• Data-driven vehicle routing with profits

      Vercamer, D.; Baecke, Philippe; Gendreau, M.; Van den Poel, Dirk (2015)
    • Developing a maturity assessment model for demand forecasting

      Vereecke, Ann; Vanderheyden, Karlien; Baecke, Philippe; Van Steendam, Tom (2016)
    • From one-class to two-class classification by incorporating expert knowledge

      Oosterlinck, Dieter; Benoît, Dries; Baecke, Philippe (2018)
      In certain business cases the aim is to identify observations that deviate from an identified normal behaviour. It is often the case that only instances of the normal class are known, whereas so called novelties are undiscovered. Novelty detection or anomaly detection approaches usually apply methods from the field of outlier detection. However, anomalies are not always outliers and outliers are not always anomalies. The standard one-class classification approaches therefore underperform in many real business cases. Drawing upon literature about incorporating expert knowledge,we come up with a new method that significantly improves the predictive performance of a one-class model. Combining the available data and expert knowledge about potential anomalies enables us to create synthetic novelties. The latter are incorporated into a standard two-class predictive model. Based on a telco dataset, we prove that our synthetic two-class model clearly outperforms a standard one-class model on the synthetic dataset. In a next step the model was applied to real data. Top identified novelties were manually checked by experts. The results indicate that incorporating expert knowledge to transform a one-class problem into a two-class problem is a valuable method.
    • Improving profitability of vehicle routing problems through advanced analytics

      Vercamer, Dauwe; Van den Poel, Dirk; Gendreau, Michel; Baecke, Philippe (2014)
      Based on a real case in door-to-door sales, the study assesses whether revenue predictions coming from transactional data can effectively be used to improve fleet schedules. To do this, two different customer selection models are compared. In the static model, customers are first chosen based on the revenue predictions and then routed through a VNS. The dynamic model uses the predictions in an orienteering problem. Initial results show that the dynamic approach is the most profitable.
    • Social ties in customer referral programs

      Roelens, Iris; Baecke, Philippe; Benoît, Dries (2018)
      Customer referral programs are marketing programs in which existing customers are rewarded for bringing in new customers. The aim is to attract new customers by leveraging the social connections of existing customers with potential customers. Previous research has shown that referred customers are more valuable to a firm than non-referred customers. However, previous research solely focused on the customer lifetimevalueofthenewlyreferredcustomersanddoesnotlookatthe social network characteristics. A study by Kumar et al. (2010) argues that we shouldconsider two parts of customer value, namelycustomer lifetimevalueandcustomerreferralvalue. Thelattercanbeconceived as a customer’s potential to grow the network through referrals. Early work by Granovetter (1973) highlights the importance of weak social connections, like acquaintances, in a network due to their position as bridges, connecting different communities. Extending this knowledge to customer referral programs, we can argue that referrals over weak links are powerful for accessing new communities. In this study, we investigatetheeffectofreferralsandthetiestrengthbetweentheexistingandpotentialcustomerontheresultinggrowthofthenetwork. The finding of this study are particularly useful for start-ups or marketing campaigns aiming to grow the customer base.
    • The value of neighborhood information in prospect selection models investigating the optimal level of granularity
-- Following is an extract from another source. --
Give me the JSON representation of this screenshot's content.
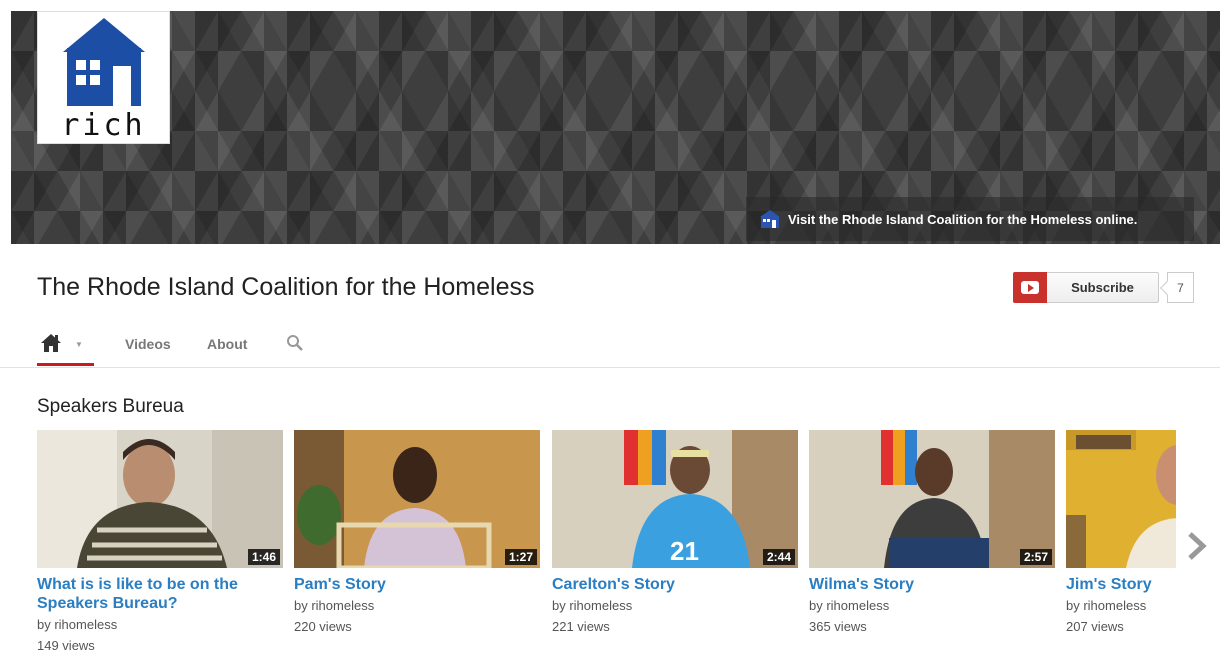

      Van den Poel, Dirk; Baecke, Philippe (2013)
      Within analytical customer relationship management (CRM), customer acquisition models suffer the most from a lack of data quality because the information of potential customers is mostly limited to socio-demographic and lifestyle variables obtained from external data vendors. Particularly in this situation, taking advantage of the spatial correlation between customers can improve the predictive performance of these models. This study compares the predictive performance of an autoregressive and hierarchical technique in an application that identifies potential new customers for 25 products and brands. In addition, this study shows that the predictive improvement can vary significantly depending on the granularity level on which the neighborhoods are composed. Therefore, a model is introduced that simultaneously incorporates multiple levels of granularity resulting in even more accurate predictions.